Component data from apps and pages
----------------

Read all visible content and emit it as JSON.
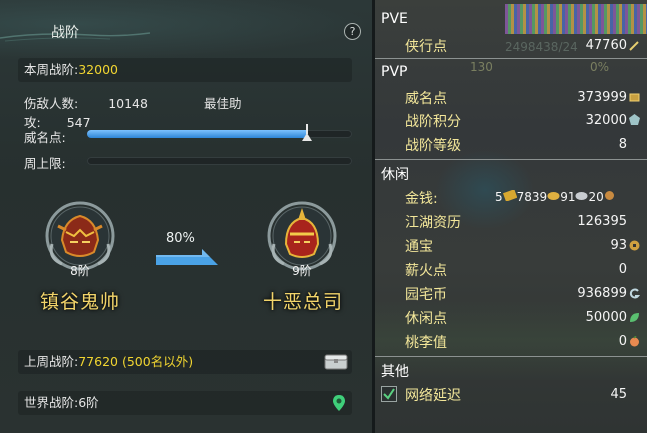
{
  "left_panel": {
    "title": "战阶",
    "help": "?",
    "week_rank": {
      "label": "本周战阶:",
      "value": "32000"
    },
    "injured": {
      "label": "伤敌人数:",
      "value": "10148"
    },
    "assist": {
      "label": "最佳助攻:",
      "value": "547"
    },
    "fame": {
      "label": "威名点:",
      "progress": 0.83
    },
    "weekly_cap": {
      "label": "周上限:",
      "progress": 0
    },
    "current_rank": {
      "tier": "8阶",
      "name": "镇谷鬼帅"
    },
    "progress_pct": "80%",
    "next_rank": {
      "tier": "9阶",
      "name": "十恶总司"
    },
    "last_week": {
      "label": "上周战阶:",
      "value": "77620 (500名以外)"
    },
    "world": {
      "label": "世界战阶:",
      "value": "6阶"
    }
  },
  "right_panel": {
    "pve": {
      "title": "PVE",
      "items": [
        {
          "label": "侠行点",
          "value": "47760"
        }
      ]
    },
    "pvp": {
      "title": "PVP",
      "items": [
        {
          "label": "威名点",
          "value": "373999"
        },
        {
          "label": "战阶积分",
          "value": "32000"
        },
        {
          "label": "战阶等级",
          "value": "8"
        }
      ]
    },
    "leisure": {
      "title": "休闲",
      "money": {
        "label": "金钱:",
        "gold_ingot": "5",
        "gold": "7839",
        "silver": "91",
        "copper": "20"
      },
      "items": [
        {
          "label": "江湖资历",
          "value": "126395"
        },
        {
          "label": "通宝",
          "value": "93"
        },
        {
          "label": "薪火点",
          "value": "0"
        },
        {
          "label": "园宅币",
          "value": "936899"
        },
        {
          "label": "休闲点",
          "value": "50000"
        },
        {
          "label": "桃李值",
          "value": "0"
        }
      ]
    },
    "other": {
      "title": "其他",
      "items": [
        {
          "label": "网络延迟",
          "value": "45",
          "checked": true
        }
      ]
    },
    "background_text": {
      "bg1": "2498438/24",
      "bg2": "130",
      "bg3": "0%"
    }
  },
  "colors": {
    "accent_yellow": "#f1d531",
    "bar_blue": "#3c92e0",
    "label_gold": "#f3e79a"
  }
}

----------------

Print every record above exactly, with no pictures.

Read all visible content and emit it as JSON.
{
  "left_panel": {
    "title": "战阶",
    "help": "?",
    "week_rank": {
      "label": "本周战阶:",
      "value": "32000"
    },
    "injured": {
      "label": "伤敌人数:",
      "value": "10148"
    },
    "assist": {
      "label": "最佳助攻:",
      "value": "547"
    },
    "fame": {
      "label": "威名点:",
      "progress": 0.83
    },
    "weekly_cap": {
      "label": "周上限:",
      "progress": 0
    },
    "current_rank": {
      "tier": "8阶",
      "name": "镇谷鬼帅"
    },
    "progress_pct": "80%",
    "next_rank": {
      "tier": "9阶",
      "name": "十恶总司"
    },
    "last_week": {
      "label": "上周战阶:",
      "value": "77620 (500名以外)"
    },
    "world": {
      "label": "世界战阶:",
      "value": "6阶"
    }
  },
  "right_panel": {
    "pve": {
      "title": "PVE",
      "items": [
        {
          "label": "侠行点",
          "value": "47760"
        }
      ]
    },
    "pvp": {
      "title": "PVP",
      "items": [
        {
          "label": "威名点",
          "value": "373999"
        },
        {
          "label": "战阶积分",
          "value": "32000"
        },
        {
          "label": "战阶等级",
          "value": "8"
        }
      ]
    },
    "leisure": {
      "title": "休闲",
      "money": {
        "label": "金钱:",
        "gold_ingot": "5",
        "gold": "7839",
        "silver": "91",
        "copper": "20"
      },
      "items": [
        {
          "label": "江湖资历",
          "value": "126395"
        },
        {
          "label": "通宝",
          "value": "93"
        },
        {
          "label": "薪火点",
          "value": "0"
        },
        {
          "label": "园宅币",
          "value": "936899"
        },
        {
          "label": "休闲点",
          "value": "50000"
        },
        {
          "label": "桃李值",
          "value": "0"
        }
      ]
    },
    "other": {
      "title": "其他",
      "items": [
        {
          "label": "网络延迟",
          "value": "45",
          "checked": true
        }
      ]
    },
    "background_text": {
      "bg1": "2498438/24",
      "bg2": "130",
      "bg3": "0%"
    }
  },
  "colors": {
    "accent_yellow": "#f1d531",
    "bar_blue": "#3c92e0",
    "label_gold": "#f3e79a"
  }
}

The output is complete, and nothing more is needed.